nLab complement

The complement of a subset $S$ of a set $X$ is the set

$\stackrel{˜}{S}=\left\{a:X\phantom{\rule{thickmathspace}{0ex}}\mid \phantom{\rule{thickmathspace}{0ex}}a\notin S\right\}.$\tilde{S} = \{ a: X \;|\; a \notin S \} .

(Besides $\stackrel{˜}{S}$, there are many other notations, such as $X-S$, $\overline{S}$, $¬S$, and so forth.)

Notice that $S\cap \stackrel{˜}{S}=\varnothing$, while $S\cup \stackrel{˜}{S}=X$ by the principle of excluded middle.

The complement of an element $S$ of a lattice is (if it exists) the unique element $\stackrel{˜}{S}$ such that $S\wedge \stackrel{˜}{S}=\perp$ and $S\vee \stackrel{˜}{S}=\top$. Such complements always exist in a Boolean algebra.

More generally, the pseudocomplement of an element $S$ of a Heyting algebra is given by $\stackrel{˜}{S}=S⇒\perp$. This satisfies $S\wedge \stackrel{˜}{S}=\perp$ but not $S\vee \stackrel{˜}{S}=\top$ in general. This case includes the complement of a subset even in constructive mathematics.

In another direction, the complement of a complemented subobject $S$ of an object $X$ in a coherent category is the unique subobject $\stackrel{˜}{S}$ such that $S\cap \stackrel{˜}{S}$ is the initial object and $S\cup \stackrel{˜}{S}=X$.

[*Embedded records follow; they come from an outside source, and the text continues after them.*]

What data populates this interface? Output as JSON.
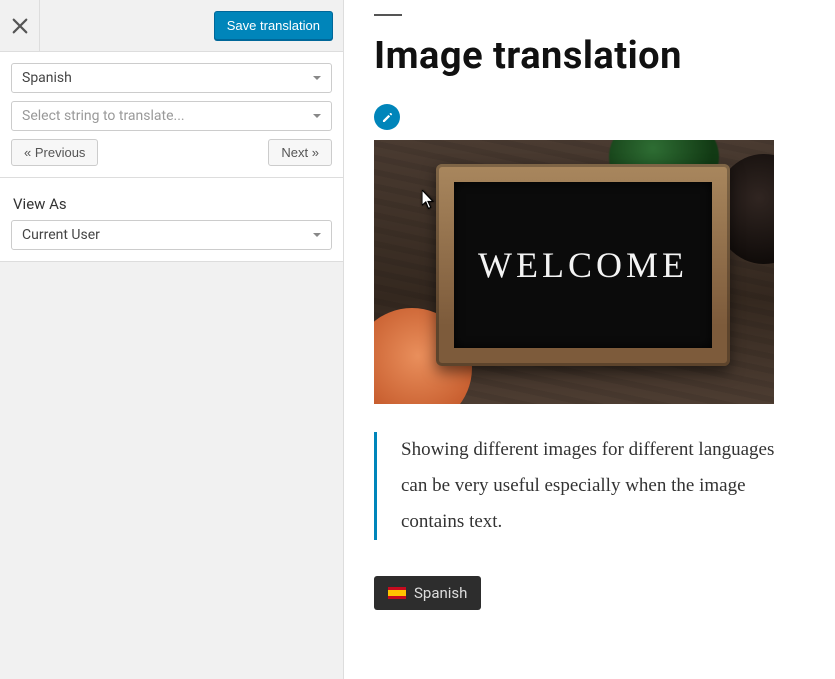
{
  "toolbar": {
    "save_label": "Save translation"
  },
  "sidebar": {
    "language_select": "Spanish",
    "string_select_placeholder": "Select string to translate...",
    "prev_label": "« Previous",
    "next_label": "Next »",
    "view_as_label": "View As",
    "view_as_value": "Current User"
  },
  "page": {
    "title": "Image translation",
    "hero_text": "WELCOME",
    "blockquote": "Showing different images for different languages can be very useful especially when the image contains text.",
    "lang_switch_label": "Spanish"
  }
}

The complement of a truth value (seen as a subset of the point) is called its negation.

Revised on January 31, 2010 03:57:24 by Toby Bartels (173.60.119.197)